It’s an open adoption, meaning the birth mother has contact with her child. Rebecca’s adoption contract stipulates that she will be able to see her son at least annually and that the couple send photos and letters every four months.

Ms. Miller, who had been a caseworker for youths whose parents were incarcerated, became a house mother in 2007.

“When we tell a woman not to have an abortion, we really have to support her in the process,” Ms. Miller said.

Legions of volunteers make the network function, and it receives no government money, she said.

“If not for people being the hands and feet of Christ,” she added, “there would be no Gabriel Network.”

Ms. Miller watches over the house residents. She makes sure they attend church and go to work, school or volunteer, as the network requires.
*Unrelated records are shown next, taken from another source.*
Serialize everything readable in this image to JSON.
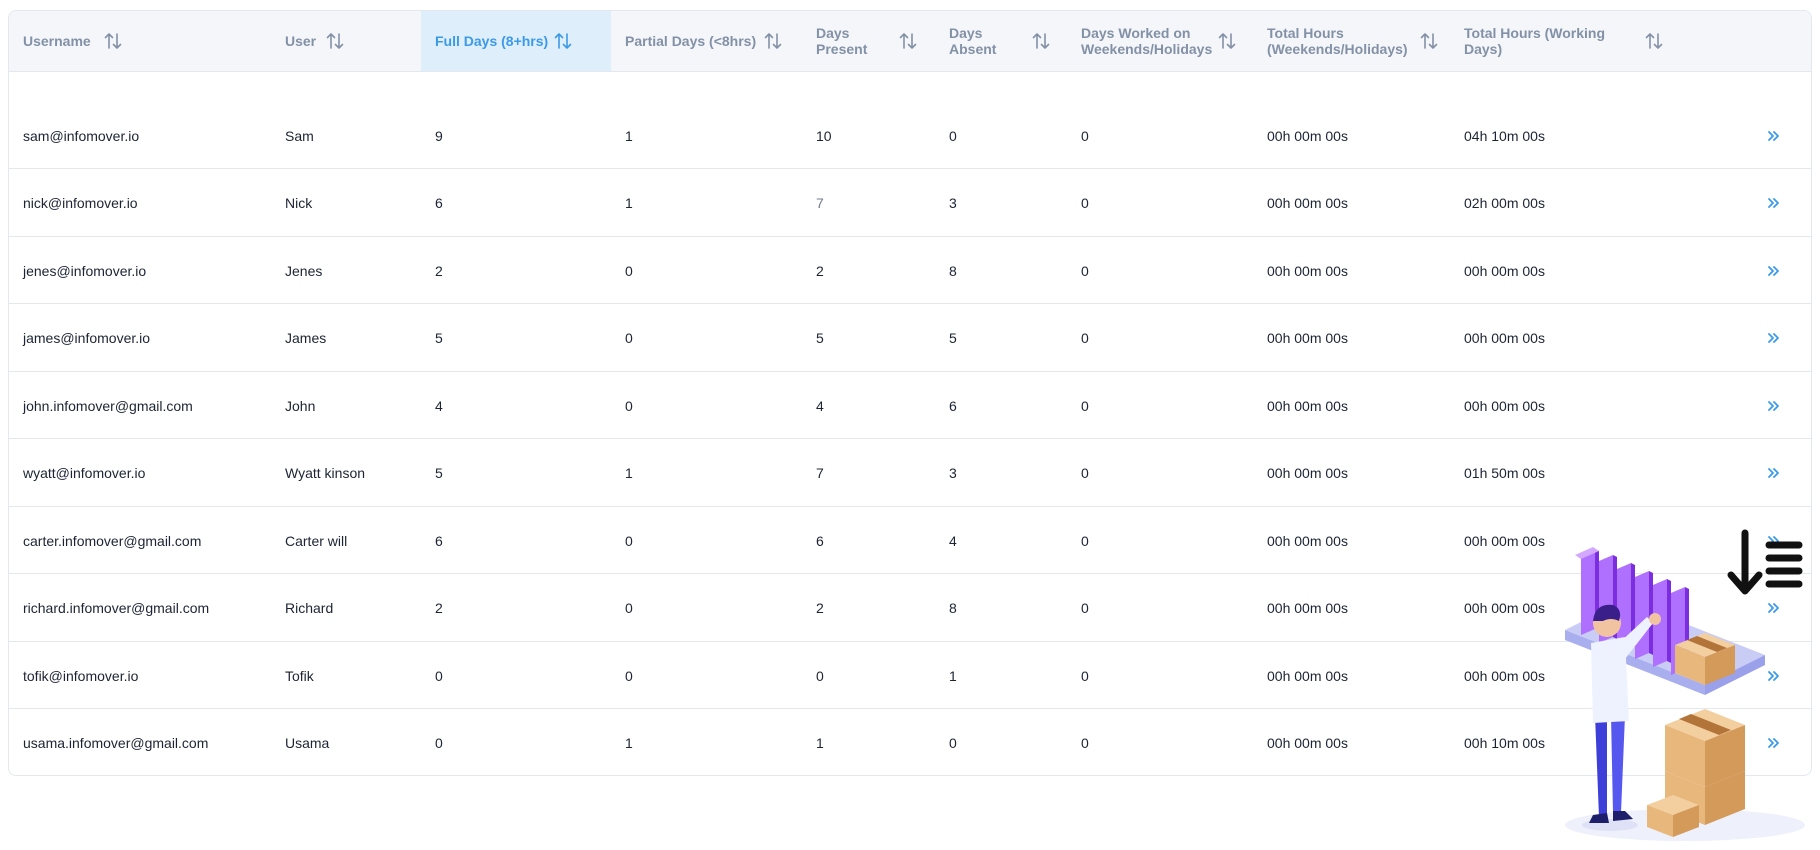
{
  "table": {
    "columns": [
      {
        "key": "username",
        "label": "Username",
        "sort_icon": "sort-arrows-icon",
        "active": false
      },
      {
        "key": "user",
        "label": "User",
        "sort_icon": "sort-arrows-icon",
        "active": false
      },
      {
        "key": "full_days",
        "label": "Full Days (8+hrs)",
        "sort_icon": "sort-arrows-icon",
        "active": true
      },
      {
        "key": "partial_days",
        "label": "Partial Days (<8hrs)",
        "sort_icon": "sort-arrows-icon",
        "active": false
      },
      {
        "key": "days_present",
        "label": "Days\nPresent",
        "sort_icon": "sort-arrows-icon",
        "active": false
      },
      {
        "key": "days_absent",
        "label": "Days\nAbsent",
        "sort_icon": "sort-arrows-icon",
        "active": false
      },
      {
        "key": "weekend_days",
        "label": "Days Worked on\nWeekends/Holidays",
        "sort_icon": "sort-arrows-icon",
        "active": false
      },
      {
        "key": "weekend_hours",
        "label": "Total Hours\n(Weekends/Holidays)",
        "sort_icon": "sort-arrows-icon",
        "active": false
      },
      {
        "key": "working_hours",
        "label": "Total Hours (Working\nDays)",
        "sort_icon": "sort-arrows-icon",
        "active": false
      }
    ],
    "rows": [
      {
        "username": "sam@infomover.io",
        "user": "Sam",
        "full_days": "9",
        "partial_days": "1",
        "days_present": "10",
        "days_absent": "0",
        "weekend_days": "0",
        "weekend_hours": "00h 00m 00s",
        "working_hours": "04h 10m 00s"
      },
      {
        "username": "nick@infomover.io",
        "user": "Nick",
        "full_days": "6",
        "partial_days": "1",
        "days_present": "7",
        "days_absent": "3",
        "weekend_days": "0",
        "weekend_hours": "00h 00m 00s",
        "working_hours": "02h 00m 00s"
      },
      {
        "username": "jenes@infomover.io",
        "user": "Jenes",
        "full_days": "2",
        "partial_days": "0",
        "days_present": "2",
        "days_absent": "8",
        "weekend_days": "0",
        "weekend_hours": "00h 00m 00s",
        "working_hours": "00h 00m 00s"
      },
      {
        "username": "james@infomover.io",
        "user": "James",
        "full_days": "5",
        "partial_days": "0",
        "days_present": "5",
        "days_absent": "5",
        "weekend_days": "0",
        "weekend_hours": "00h 00m 00s",
        "working_hours": "00h 00m 00s"
      },
      {
        "username": "john.infomover@gmail.com",
        "user": "John",
        "full_days": "4",
        "partial_days": "0",
        "days_present": "4",
        "days_absent": "6",
        "weekend_days": "0",
        "weekend_hours": "00h 00m 00s",
        "working_hours": "00h 00m 00s"
      },
      {
        "username": "wyatt@infomover.io",
        "user": "Wyatt kinson",
        "full_days": "5",
        "partial_days": "1",
        "days_present": "7",
        "days_absent": "3",
        "weekend_days": "0",
        "weekend_hours": "00h 00m 00s",
        "working_hours": "01h 50m 00s"
      },
      {
        "username": "carter.infomover@gmail.com",
        "user": "Carter will",
        "full_days": "6",
        "partial_days": "0",
        "days_present": "6",
        "days_absent": "4",
        "weekend_days": "0",
        "weekend_hours": "00h 00m 00s",
        "working_hours": "00h 00m 00s"
      },
      {
        "username": "richard.infomover@gmail.com",
        "user": "Richard",
        "full_days": "2",
        "partial_days": "0",
        "days_present": "2",
        "days_absent": "8",
        "weekend_days": "0",
        "weekend_hours": "00h 00m 00s",
        "working_hours": "00h 00m 00s"
      },
      {
        "username": "tofik@infomover.io",
        "user": "Tofik",
        "full_days": "0",
        "partial_days": "0",
        "days_present": "0",
        "days_absent": "1",
        "weekend_days": "0",
        "weekend_hours": "00h 00m 00s",
        "working_hours": "00h 00m 00s"
      },
      {
        "username": "usama.infomover@gmail.com",
        "user": "Usama",
        "full_days": "0",
        "partial_days": "1",
        "days_present": "1",
        "days_absent": "0",
        "weekend_days": "0",
        "weekend_hours": "00h 00m 00s",
        "working_hours": "00h 10m 00s"
      }
    ],
    "row_action_icon": "chevron-double-right-icon",
    "muted_cells": [
      {
        "row": 1,
        "key": "days_present"
      }
    ]
  },
  "overlay": {
    "sort_list_icon": "sort-descending-list-icon",
    "illustration": "warehouse-worker-illustration"
  },
  "colors": {
    "accent": "#3b9ae8",
    "header_bg": "#f4f6f9",
    "active_header_bg": "#dfeefb",
    "header_text": "#8391a7",
    "row_text": "#1c2433",
    "border": "#e3e8ef",
    "shelf_purple": "#8c3ff0",
    "box_tan": "#e8b77c"
  }
}
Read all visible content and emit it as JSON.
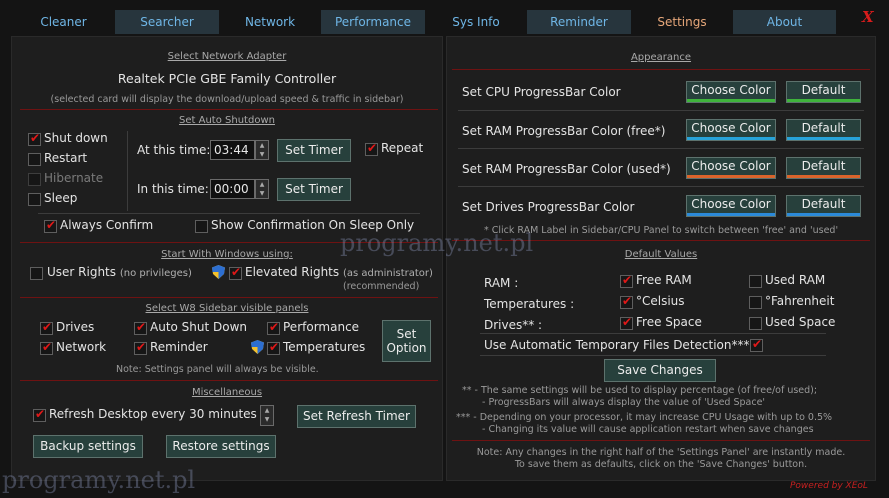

She makes sure they meet the house curfew of 10 p.m. Monday through Thursday and midnight Friday and Saturday.

The house has given Rebecca a new chance. She has taken a few courses at Anne Arundel Community College and plans to earn a bachelor’s degree. Someday, she hopes to get married and have a family.

When she does, she says, she’ll love her children even before they’re born.

At a Glance

The Gabriel Network helps about 600 pregnant women a year, most of them through material assistance such as maternity clothes or diapers and baby items, transportation to doctor’s appointments, counseling, pastoral care, scholarships and referrals to government resources. The network offers transitional maternity housing at its four Maryland Gabriel Houses. It receives support from the Archdiocese of Baltimore, dozens of churches (many of them Catholic), individual donors and grants from foundations. Some 200 volunteers participate in the network. To learn more, donate or volunteer, contact the Gabriel Network at 1-800-ANGELOK (1-800-264-3565), or P.O. Box 2116, Bowie, Md., 20718.

Catholic Review

Catholic Review

The Catholic Review is the official publication of the Archdiocese of Baltimore.